This week, the Indiana State Board of Education approved new, more rigorous high school graduation requirements for Hoosier students. The vote came following more than six hours of testimony. This took place after the Indiana General Assembly requested that the State Board find alternative paths for students to graduate, in order to address the issue of students being unprepared to move on to higher education or enter the workforce. It was also to solve the problem of students caught in a constant remedial loop when it came to end-of-course assessments.
Leading up to the State Board’s decision, the Graduation Pathways Taskforce came together to determine recommendations. The Indiana Chamber was appointed to the taskforce to serve as the voice of employers. The Chamber participated in nearly a dozen meetings, at three to five hours each in length, to hear from stakeholders, collaborate with those in the field and to develop a framework for alternatives to the end-of-course assessment path.

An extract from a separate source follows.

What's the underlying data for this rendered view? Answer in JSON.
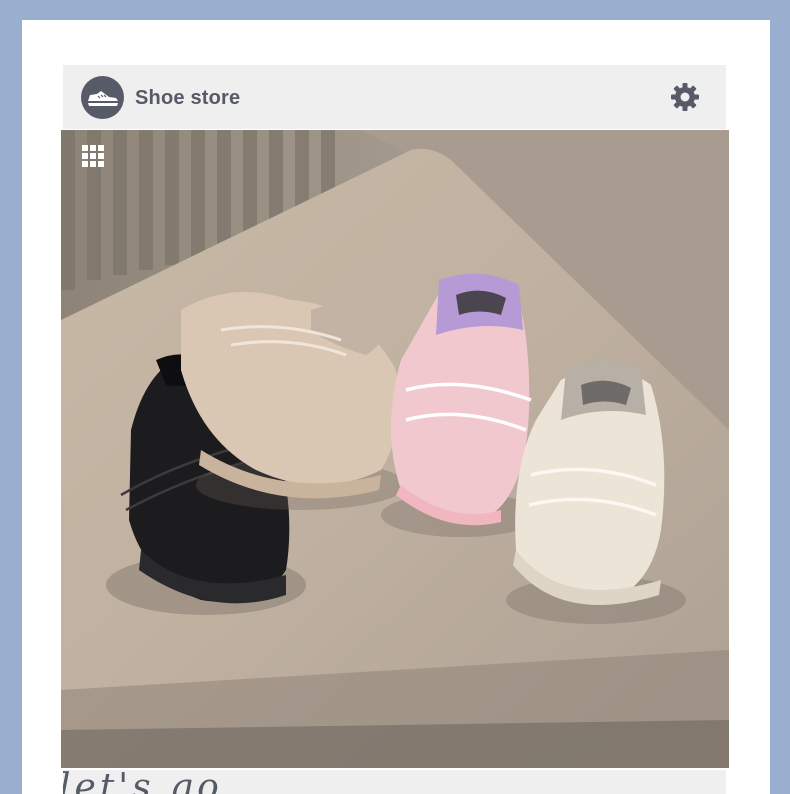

Significant time was spent discussing how too many students simply did not have the skills needed to move on to higher education (and thus required remediation) or enter the workforce, where they required additional training. In addition, the economy is changing – the Great Recession starting in 2008 decimated the low-skilled jobs that required only a high school diploma. And over 95% of jobs that were created during the economic recovery period require students to have some sort of postsecondary education.
According to the Chamber’s own Indiana Vision 2025 Report Card, we are ranked 42nd in the country in postsecondary attainment. What’s more, in the most recent Chamber employer survey, 47% of jobs have been left unfilled this year due to under-qualified applicants. The state Department of Workforce Development only sees the trend continuing, estimating that in the next 10 years Indiana will have over one million vacant jobs. When it comes to higher education, data shows that 14% of students moving on to college require remediation in their freshman year.

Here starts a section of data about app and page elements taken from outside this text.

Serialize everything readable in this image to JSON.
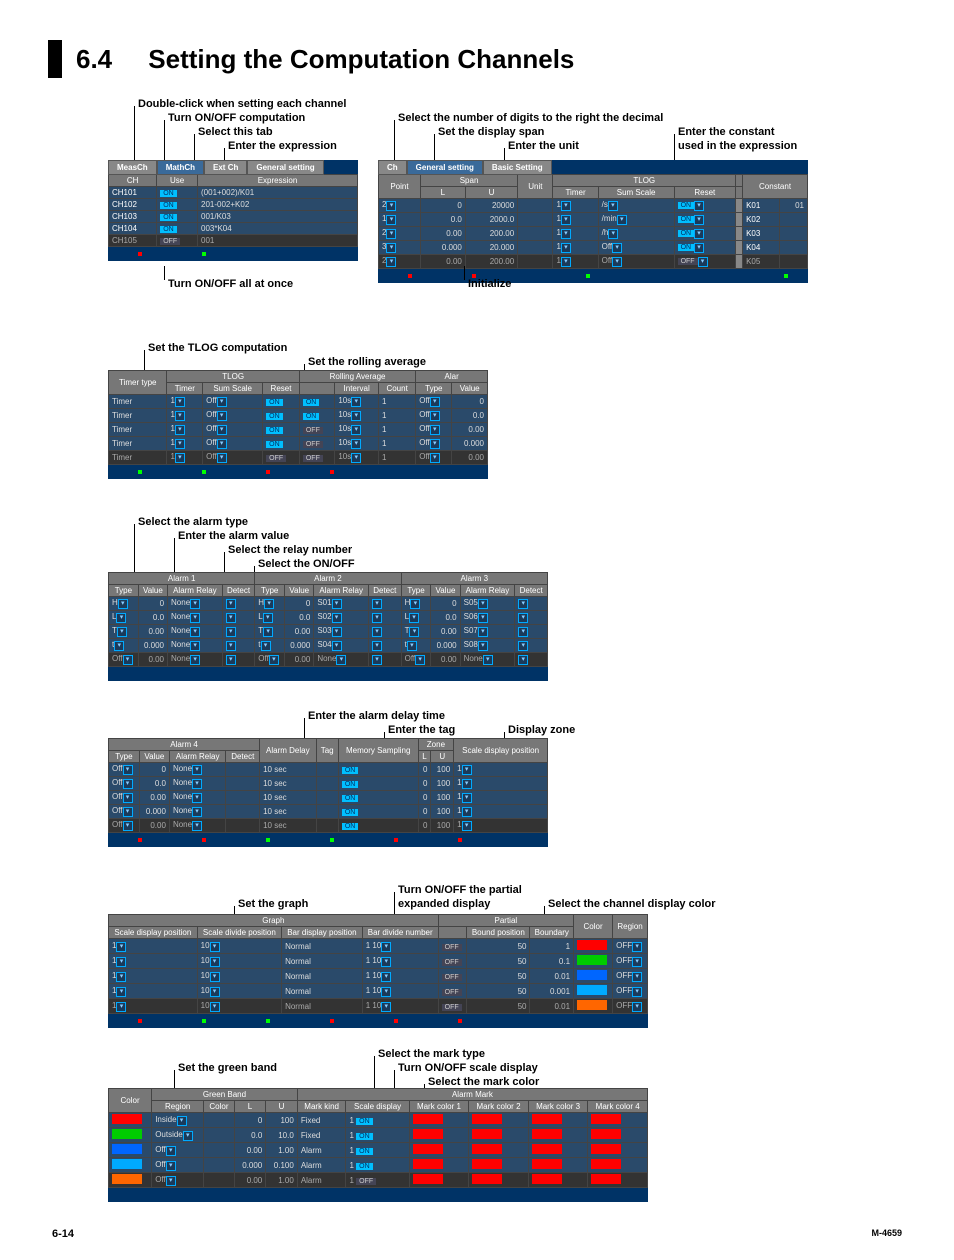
{
  "heading_number": "6.4",
  "heading_text": "Setting the Computation Channels",
  "annot_double_click": "Double-click when setting each channel",
  "annot_turn_on_off_comp": "Turn ON/OFF computation",
  "annot_select_tab": "Select this tab",
  "annot_enter_expr": "Enter the expression",
  "annot_select_digits": "Select the number of digits to the right the decimal",
  "annot_set_span": "Set the display span",
  "annot_enter_unit": "Enter the unit",
  "annot_enter_constant_1": "Enter the constant",
  "annot_enter_constant_2": "used in the expression",
  "annot_turn_on_off_all": "Turn ON/OFF all at once",
  "annot_initialize": "Initialize",
  "annot_set_tlog": "Set the TLOG computation",
  "annot_set_rolling": "Set the rolling average",
  "annot_select_alarm_type": "Select the alarm type",
  "annot_enter_alarm_value": "Enter the alarm value",
  "annot_select_relay": "Select the relay number",
  "annot_select_on_off": "Select  the ON/OFF",
  "annot_enter_alarm_delay": "Enter the alarm delay time",
  "annot_enter_tag": "Enter the tag",
  "annot_display_zone": "Display zone",
  "annot_set_graph": "Set the graph",
  "annot_turn_partial": "Turn ON/OFF the partial",
  "annot_expanded": "expanded display",
  "annot_select_color": "Select the channel display color",
  "annot_set_green_band": "Set the green band",
  "annot_select_mark_type": "Select the mark type",
  "annot_turn_scale": "Turn ON/OFF scale display",
  "annot_select_mark_color": "Select the mark color",
  "tabs": {
    "meas": "MeasCh",
    "math": "MathCh",
    "ext": "Ext Ch",
    "gen": "General setting",
    "basic": "Basic Setting"
  },
  "panel1": {
    "hdr_ch": "CH",
    "hdr_use": "Use",
    "hdr_expr": "Expression",
    "rows": [
      {
        "ch": "CH101",
        "use": "ON",
        "expr": "(001+002)/K01"
      },
      {
        "ch": "CH102",
        "use": "ON",
        "expr": "201-002+K02"
      },
      {
        "ch": "CH103",
        "use": "ON",
        "expr": "001/K03"
      },
      {
        "ch": "CH104",
        "use": "ON",
        "expr": "003*K04"
      },
      {
        "ch": "CH105",
        "use": "OFF",
        "expr": "001"
      }
    ]
  },
  "panel1b": {
    "hdr_point": "Point",
    "hdr_span": "Span",
    "hdr_L": "L",
    "hdr_U": "U",
    "hdr_unit": "Unit",
    "hdr_tlog": "TLOG",
    "hdr_timer": "Timer",
    "hdr_sumscale": "Sum Scale",
    "hdr_reset": "Reset",
    "hdr_const": "Constant",
    "rows": [
      {
        "pt": "2",
        "l": "0",
        "u": "20000",
        "t": "1",
        "ss": "/s",
        "r": "ON",
        "k": "K01",
        "kv": "01"
      },
      {
        "pt": "1",
        "l": "0.0",
        "u": "2000.0",
        "t": "1",
        "ss": "/min",
        "r": "ON",
        "k": "K02"
      },
      {
        "pt": "2",
        "l": "0.00",
        "u": "200.00",
        "t": "1",
        "ss": "/h",
        "r": "ON",
        "k": "K03"
      },
      {
        "pt": "3",
        "l": "0.000",
        "u": "20.000",
        "t": "1",
        "ss": "Off",
        "r": "ON",
        "k": "K04"
      },
      {
        "pt": "2",
        "l": "0.00",
        "u": "200.00",
        "t": "1",
        "ss": "Off",
        "r": "OFF",
        "k": "K05"
      }
    ]
  },
  "panel2": {
    "hdr_tlog": "TLOG",
    "hdr_rollavg": "Rolling Average",
    "hdr_alar": "Alar",
    "hdr_timertype": "Timer type",
    "hdr_timer": "Timer",
    "hdr_sumscale": "Sum Scale",
    "hdr_reset": "Reset",
    "hdr_interval": "Interval",
    "hdr_count": "Count",
    "hdr_type": "Type",
    "hdr_value": "Value",
    "rows": [
      {
        "tt": "Timer",
        "t": "1",
        "ss": "Off",
        "r": "ON",
        "ra": "ON",
        "iv": "10s",
        "c": "1",
        "ty": "Off",
        "v": "0"
      },
      {
        "tt": "Timer",
        "t": "1",
        "ss": "Off",
        "r": "ON",
        "ra": "ON",
        "iv": "10s",
        "c": "1",
        "ty": "Off",
        "v": "0.0"
      },
      {
        "tt": "Timer",
        "t": "1",
        "ss": "Off",
        "r": "ON",
        "ra": "OFF",
        "iv": "10s",
        "c": "1",
        "ty": "Off",
        "v": "0.00"
      },
      {
        "tt": "Timer",
        "t": "1",
        "ss": "Off",
        "r": "ON",
        "ra": "OFF",
        "iv": "10s",
        "c": "1",
        "ty": "Off",
        "v": "0.000"
      },
      {
        "tt": "Timer",
        "t": "1",
        "ss": "Off",
        "r": "OFF",
        "ra": "OFF",
        "iv": "10s",
        "c": "1",
        "ty": "Off",
        "v": "0.00"
      }
    ]
  },
  "panel3": {
    "hdr_alarm1": "Alarm 1",
    "hdr_alarm2": "Alarm 2",
    "hdr_alarm3": "Alarm 3",
    "hdr_type": "Type",
    "hdr_value": "Value",
    "hdr_relay": "Alarm Relay",
    "hdr_detect": "Detect",
    "rows": [
      {
        "t1": "H",
        "v1": "0",
        "r1": "None",
        "d1": "",
        "t2": "H",
        "v2": "0",
        "r2": "S01",
        "t3": "H",
        "v3": "0",
        "r3": "S05"
      },
      {
        "t1": "L",
        "v1": "0.0",
        "r1": "None",
        "t2": "L",
        "v2": "0.0",
        "r2": "S02",
        "t3": "L",
        "v3": "0.0",
        "r3": "S06"
      },
      {
        "t1": "T",
        "v1": "0.00",
        "r1": "None",
        "t2": "T",
        "v2": "0.00",
        "r2": "S03",
        "t3": "T",
        "v3": "0.00",
        "r3": "S07"
      },
      {
        "t1": "t",
        "v1": "0.000",
        "r1": "None",
        "t2": "t",
        "v2": "0.000",
        "r2": "S04",
        "t3": "t",
        "v3": "0.000",
        "r3": "S08"
      },
      {
        "t1": "Off",
        "v1": "0.00",
        "r1": "None",
        "t2": "Off",
        "v2": "0.00",
        "r2": "None",
        "t3": "Off",
        "v3": "0.00",
        "r3": "None"
      }
    ]
  },
  "panel4": {
    "hdr_alarm4": "Alarm 4",
    "hdr_alarmdelay": "Alarm Delay",
    "hdr_tag": "Tag",
    "hdr_memsamp": "Memory Sampling",
    "hdr_zone": "Zone",
    "hdr_L": "L",
    "hdr_U": "U",
    "hdr_sdp": "Scale display position",
    "hdr_type": "Type",
    "hdr_value": "Value",
    "hdr_relay": "Alarm Relay",
    "hdr_detect": "Detect",
    "rows": [
      {
        "t": "Off",
        "v": "0",
        "r": "None",
        "ad": "10 sec",
        "ms": "ON",
        "l": "0",
        "u": "100",
        "sdp": "1"
      },
      {
        "t": "Off",
        "v": "0.0",
        "r": "None",
        "ad": "10 sec",
        "ms": "ON",
        "l": "0",
        "u": "100",
        "sdp": "1"
      },
      {
        "t": "Off",
        "v": "0.00",
        "r": "None",
        "ad": "10 sec",
        "ms": "ON",
        "l": "0",
        "u": "100",
        "sdp": "1"
      },
      {
        "t": "Off",
        "v": "0.000",
        "r": "None",
        "ad": "10 sec",
        "ms": "ON",
        "l": "0",
        "u": "100",
        "sdp": "1"
      },
      {
        "t": "Off",
        "v": "0.00",
        "r": "None",
        "ad": "10 sec",
        "ms": "ON",
        "l": "0",
        "u": "100",
        "sdp": "1"
      }
    ]
  },
  "panel5": {
    "hdr_graph": "Graph",
    "hdr_partial": "Partial",
    "hdr_color": "Color",
    "hdr_sdp": "Scale display position",
    "hdr_sdivp": "Scale divide position",
    "hdr_bdp": "Bar display position",
    "hdr_bdn": "Bar divide number",
    "hdr_bound": "Bound position",
    "hdr_boundary": "Boundary",
    "hdr_region": "Region",
    "rows": [
      {
        "sdp": "1",
        "sdivp": "10",
        "bdp": "Normal",
        "bdn": "1",
        "bd2": "10",
        "p": "OFF",
        "bp": "50",
        "by": "1",
        "c": "red",
        "r": "OFF"
      },
      {
        "sdp": "1",
        "sdivp": "10",
        "bdp": "Normal",
        "bdn": "1",
        "bd2": "10",
        "p": "OFF",
        "bp": "50",
        "by": "0.1",
        "c": "green",
        "r": "OFF"
      },
      {
        "sdp": "1",
        "sdivp": "10",
        "bdp": "Normal",
        "bdn": "1",
        "bd2": "10",
        "p": "OFF",
        "bp": "50",
        "by": "0.01",
        "c": "blue",
        "r": "OFF"
      },
      {
        "sdp": "1",
        "sdivp": "10",
        "bdp": "Normal",
        "bdn": "1",
        "bd2": "10",
        "p": "OFF",
        "bp": "50",
        "by": "0.001",
        "c": "blueish",
        "r": "OFF"
      },
      {
        "sdp": "1",
        "sdivp": "10",
        "bdp": "Normal",
        "bdn": "1",
        "bd2": "10",
        "p": "OFF",
        "bp": "50",
        "by": "0.01",
        "c": "orange",
        "r": "OFF"
      }
    ]
  },
  "panel6": {
    "hdr_color": "Color",
    "hdr_green": "Green Band",
    "hdr_alarmark": "Alarm Mark",
    "hdr_region": "Region",
    "hdr_gcolor": "Color",
    "hdr_L": "L",
    "hdr_U": "U",
    "hdr_markkind": "Mark kind",
    "hdr_scaledisp": "Scale display",
    "hdr_mc1": "Mark color 1",
    "hdr_mc2": "Mark color 2",
    "hdr_mc3": "Mark color 3",
    "hdr_mc4": "Mark color 4",
    "rows": [
      {
        "reg": "Inside",
        "c": "red",
        "l": "0",
        "u": "100",
        "mk": "Fixed",
        "md": "1",
        "sd": "ON"
      },
      {
        "reg": "Outside",
        "c": "green",
        "l": "0.0",
        "u": "10.0",
        "mk": "Fixed",
        "md": "1",
        "sd": "ON"
      },
      {
        "reg": "Off",
        "c": "blue",
        "l": "0.00",
        "u": "1.00",
        "mk": "Alarm",
        "md": "1",
        "sd": "ON"
      },
      {
        "reg": "Off",
        "c": "blueish",
        "l": "0.000",
        "u": "0.100",
        "mk": "Alarm",
        "md": "1",
        "sd": "ON"
      },
      {
        "reg": "Off",
        "c": "orange",
        "l": "0.00",
        "u": "1.00",
        "mk": "Alarm",
        "md": "1",
        "sd": "OFF"
      }
    ]
  },
  "footer_left": "6-14",
  "footer_right": "M-4659"
}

What does this all mean? It means that the status quo in Indiana high schools is not working; it is simply not good enough.

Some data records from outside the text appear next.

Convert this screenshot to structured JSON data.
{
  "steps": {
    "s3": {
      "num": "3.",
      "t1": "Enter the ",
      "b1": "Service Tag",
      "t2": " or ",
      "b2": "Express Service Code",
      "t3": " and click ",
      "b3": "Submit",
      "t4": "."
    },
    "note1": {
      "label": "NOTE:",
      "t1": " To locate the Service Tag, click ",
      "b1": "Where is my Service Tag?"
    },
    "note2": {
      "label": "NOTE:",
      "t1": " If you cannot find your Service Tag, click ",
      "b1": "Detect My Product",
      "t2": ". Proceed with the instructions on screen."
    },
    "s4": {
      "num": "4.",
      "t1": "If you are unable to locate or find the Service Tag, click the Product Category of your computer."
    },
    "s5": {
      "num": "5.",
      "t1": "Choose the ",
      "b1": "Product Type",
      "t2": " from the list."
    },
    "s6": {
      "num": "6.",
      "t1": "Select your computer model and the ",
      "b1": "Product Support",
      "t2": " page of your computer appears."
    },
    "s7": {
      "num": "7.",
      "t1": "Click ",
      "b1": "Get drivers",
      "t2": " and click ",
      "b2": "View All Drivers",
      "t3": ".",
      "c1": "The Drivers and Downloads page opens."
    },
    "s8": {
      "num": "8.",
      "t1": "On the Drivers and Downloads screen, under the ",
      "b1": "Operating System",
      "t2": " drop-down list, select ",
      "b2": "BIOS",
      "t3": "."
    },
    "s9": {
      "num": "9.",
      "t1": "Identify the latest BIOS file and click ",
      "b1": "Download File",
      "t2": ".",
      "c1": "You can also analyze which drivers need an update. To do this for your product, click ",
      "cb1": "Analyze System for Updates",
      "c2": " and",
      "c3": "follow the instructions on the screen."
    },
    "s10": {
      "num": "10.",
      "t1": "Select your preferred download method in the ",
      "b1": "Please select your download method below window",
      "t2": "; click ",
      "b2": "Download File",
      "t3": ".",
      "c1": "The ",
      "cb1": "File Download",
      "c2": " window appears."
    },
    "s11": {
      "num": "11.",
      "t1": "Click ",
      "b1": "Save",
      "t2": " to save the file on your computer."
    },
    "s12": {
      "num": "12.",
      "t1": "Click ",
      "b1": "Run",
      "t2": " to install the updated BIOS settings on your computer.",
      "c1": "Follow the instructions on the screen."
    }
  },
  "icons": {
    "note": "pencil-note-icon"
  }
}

The Pathways Taskforce, by a vote of 13-1, supported a recommendation that would change high school graduation requirements to: 1) meet currently-defined high school diploma requirements; 2) learn and demonstrate employability skills (through a project-based learning experience, service-based learning experience or work-based learning experience); and 3) demonstrate some postsecondary-ready competencies (honors diploma; hitting ACT or SAT benchmarks; hitting military-readiness exam benchmarks; receiving a state- or industry-recognized certification; receiving a state-, federal- or industry-recognized apprenticeship; have a CTE (career technical education) concentration; complete an Advanced Placement/International Baccalaureate/or dual credit program; or participate in a locally-developed pathway approved by the State Board. It was the taskforce’s hope that this would address the challenges outlined above.
The Chamber testified in support of the recommendation that was approved this week by the State Board 7-4. We appreciated having the opportunity to be the voice for employers in determining how to help tackle the skills gap and employee shortages, and better prepare young people for their careers.
Resource: Caryl Auslander at (317) 264-6880 or email: firstname.lastname@example.org